Sisters ‘redeux’ town with vintage shop
Vintage Redeux owners already expanding to two Virginia locations, planning a La Plata outlet
They consider themselves certified dumpster divers, and what they’re looking for is someone else’s trash that can be turned into treasure.
“We have gone, like when we’re on vacation in North Carolina at the beach, and looked at everyone’s trash,” said Whitney Muenze of Marbury, one half of the new Vintage Redeux in Indian Head. “We drove around on trash day. People had all kinds of furniture and extra scraps of wood. We frequent the stores right here and pick stuff out of the dumpsters.”
“We were driving down the road and there were chairs alongside the road and we stopped,” said her sister, Ashely Rankin, the other half of the retail business. “A lady says, ‘Wait, wait, wait, don’t leave. Do you want more stuff?’”
“She had to be [moved] out that night, so she said load up what you can,” Muenze added. “We got China cabinets, desks, everything.”
The Marbury sisters — they live next to each other and grew up in the area — opened the vintage furniture and refurbished goods boutique on Nov. 4 in the vacant “CACI” building at 4555 Indian Head Highway.
The two build tables and benches and finish them in a distressed style for custom orders. Vintage chairs are refinished to complete the dining room sets. They also make and refinish coffee and end tables.
“We have a lot of projects that we’ve done ourselves. The tables, we make these, and the benches,” Rankin said. “We repurpose old chairs that people have abandoned a long time ago. The stuff we build, we make them to order. You can pretty much tell us what you want and we can build it.”
Rankin holds down a day job as office manager at the SolarCity in White Plains, and does most of her work in the evenings and on the weekends — when she isn’t chasing after her three children. Muenze is a stay-at-home mom and fits in refinishing work, as well as picking up good furniture finds, in between projects at home with her three children.
“I do a lot of the refinishing of furniture and stuff,” Muenze said. “When I’m not doing anything, I pull a piece of furniture into my house.”
“We literally do it in our living rooms,” Rankin added. “We do it all the time.

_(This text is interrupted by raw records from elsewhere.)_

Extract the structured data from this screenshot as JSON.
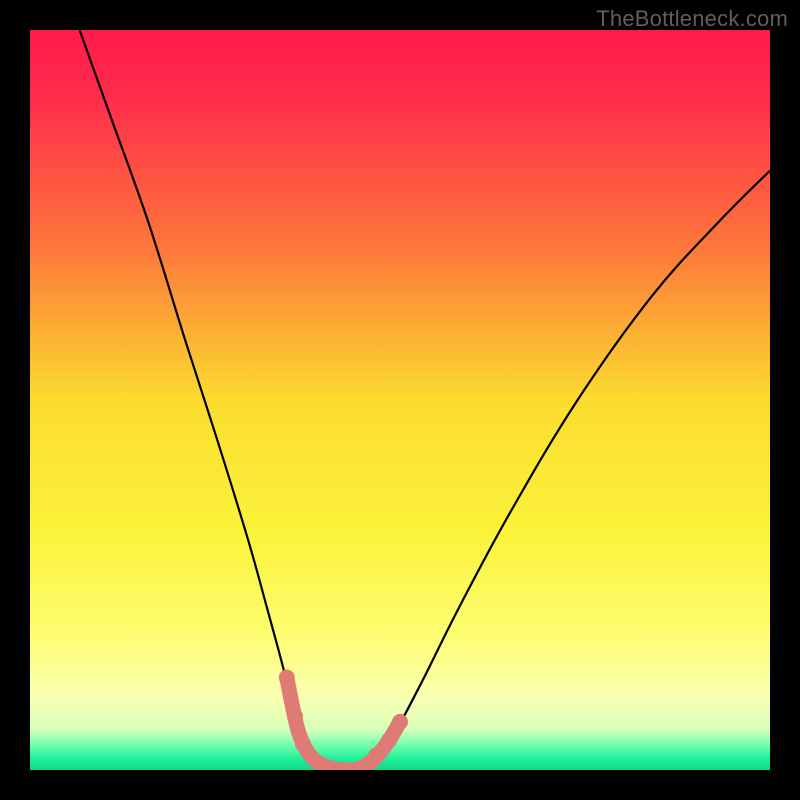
{
  "watermark": "TheBottleneck.com",
  "chart_data": {
    "type": "line",
    "title": "",
    "xlabel": "",
    "ylabel": "",
    "background_gradient": {
      "stops": [
        {
          "offset": 0.0,
          "color": "#ff1a4b"
        },
        {
          "offset": 0.1,
          "color": "#ff2f4b"
        },
        {
          "offset": 0.3,
          "color": "#fd7a3a"
        },
        {
          "offset": 0.5,
          "color": "#fbdc2e"
        },
        {
          "offset": 0.68,
          "color": "#fbf33a"
        },
        {
          "offset": 0.82,
          "color": "#fdfe73"
        },
        {
          "offset": 0.9,
          "color": "#fbffb2"
        },
        {
          "offset": 0.945,
          "color": "#d7ffb9"
        },
        {
          "offset": 0.965,
          "color": "#79ffb0"
        },
        {
          "offset": 0.985,
          "color": "#1fef9a"
        },
        {
          "offset": 1.0,
          "color": "#13d884"
        }
      ]
    },
    "series": [
      {
        "name": "bottleneck-curve",
        "stroke": "#000000",
        "stroke_width": 2.2,
        "points": [
          {
            "x": 0.067,
            "y": 1.0
          },
          {
            "x": 0.11,
            "y": 0.88
          },
          {
            "x": 0.16,
            "y": 0.74
          },
          {
            "x": 0.21,
            "y": 0.58
          },
          {
            "x": 0.255,
            "y": 0.44
          },
          {
            "x": 0.295,
            "y": 0.31
          },
          {
            "x": 0.32,
            "y": 0.22
          },
          {
            "x": 0.343,
            "y": 0.135
          },
          {
            "x": 0.356,
            "y": 0.08
          },
          {
            "x": 0.37,
            "y": 0.035
          },
          {
            "x": 0.385,
            "y": 0.01
          },
          {
            "x": 0.41,
            "y": 0.0
          },
          {
            "x": 0.44,
            "y": 0.0
          },
          {
            "x": 0.465,
            "y": 0.012
          },
          {
            "x": 0.49,
            "y": 0.045
          },
          {
            "x": 0.53,
            "y": 0.12
          },
          {
            "x": 0.58,
            "y": 0.22
          },
          {
            "x": 0.65,
            "y": 0.35
          },
          {
            "x": 0.74,
            "y": 0.5
          },
          {
            "x": 0.84,
            "y": 0.64
          },
          {
            "x": 0.93,
            "y": 0.74
          },
          {
            "x": 1.0,
            "y": 0.81
          }
        ]
      },
      {
        "name": "valley-overlay",
        "stroke": "#e07a74",
        "stroke_width": 15,
        "linecap": "round",
        "points": [
          {
            "x": 0.347,
            "y": 0.125
          },
          {
            "x": 0.356,
            "y": 0.08
          },
          {
            "x": 0.365,
            "y": 0.045
          },
          {
            "x": 0.38,
            "y": 0.018
          },
          {
            "x": 0.4,
            "y": 0.005
          },
          {
            "x": 0.425,
            "y": 0.0
          },
          {
            "x": 0.448,
            "y": 0.003
          },
          {
            "x": 0.468,
            "y": 0.018
          },
          {
            "x": 0.485,
            "y": 0.04
          },
          {
            "x": 0.5,
            "y": 0.065
          }
        ]
      }
    ],
    "markers": [
      {
        "series": "valley-overlay",
        "x": 0.347,
        "y": 0.125,
        "r": 8,
        "fill": "#e07a74"
      },
      {
        "series": "valley-overlay",
        "x": 0.358,
        "y": 0.073,
        "r": 8,
        "fill": "#e07a74"
      },
      {
        "series": "valley-overlay",
        "x": 0.369,
        "y": 0.035,
        "r": 8,
        "fill": "#e07a74"
      },
      {
        "series": "valley-overlay",
        "x": 0.468,
        "y": 0.02,
        "r": 8,
        "fill": "#e07a74"
      },
      {
        "series": "valley-overlay",
        "x": 0.485,
        "y": 0.04,
        "r": 8,
        "fill": "#e07a74"
      },
      {
        "series": "valley-overlay",
        "x": 0.5,
        "y": 0.065,
        "r": 8,
        "fill": "#e07a74"
      }
    ],
    "xlim": [
      0,
      1
    ],
    "ylim": [
      0,
      1
    ]
  }
}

In the evenings while my kids are doing homework, I’ll have chairs sitting out getting painted.” The two also have a four-car garage as a shop situated between their houses.
Muenze makes a line of rustic signs from reclaimed lumber, including large clock faces from round wooden spool endcaps.
“All the signs are made from repurposed wooden spools, electrical spools and pallet boards,” Muenze said. “And the clocks are made from the spools.”
“Furniture and signs, that’s what we do,” Rankin said.
The two knew they’d do well before opening the Indian Head location. While struggling with all the permits and permissions — eventually ironed out with the help of the town’s mayor, Brandon Paulin — they brought a load of furni- ture and signs to a home and garden show in Timonium.
“We did really, really well. We sold three tables,” Rankin said. “We sold everything we took with us, and we even got [custom] orders from the show.”
Since opening in Indian Head, they’ve added a line of boutique clothing — in all sizes, “including plus sizes” — as well as “stamped jewelry” and a line of soaps made by a couple of women in La Plata under the Southern Maryland Soap Company label. They also sell a line of refinishing paint called Fusion Mineral Paint.
The two are already in expansion mode even though the existing shop has been open less than two months. Starting Jan. 1, they’ll be selling their goods at Maggie Jane’s, a vintage boutique on King Street in Old Town Alexandria, Va. They are also getting a spot at Unique Antiques in King George, Va. And that’s not the end of it.
“We’re looking to expand in the La Plata area, as soon as we can find a space,” Muenze said.
“We’ll still be open here, but then we’ll have the one in La Plata,” Rankin added. “We have enough stuff to do it. We’ll be expanding in all directions, which was the ultimate goal: get our name out there and get our stuff out there.”
Muenze said they have “three barns worth of stuff” currently and are always finding more.
Their mother, Cindy DeVane, is where they got their penchant for furniture and antique hunting. She helps out with the business, too.
“Mom’s been involved,” Rankin said. “We initially got our instincts from her. When we were growing up, she would always go antique shopping and take us with her — going to estate sales. We were always there and we saw everything.” She also always seemed to have painting projects in the works.
“We have basically done this for the longest time,” Muenze said. “We’ve had a passion for it.”
Vintage Redeux is open 10 a.m.-2 p.m. Saturdays. For more information, go to www.facebook.com/ vintagerx/.
Sisters Whitney Muenze, left, and Ashley Rankin, both of Marbury, opened Vintage Redeux in Indian Head on Nov. 4. The two make and refinish furniture and signs in the distressed style.
Above, Whitney Muenze makes distressed signs and clock faces from wooden cable spools and other reclaimed wood. Below, a table at Vintage Redeux is made from new wood but distressed to look old. The chairs are refinished old ones.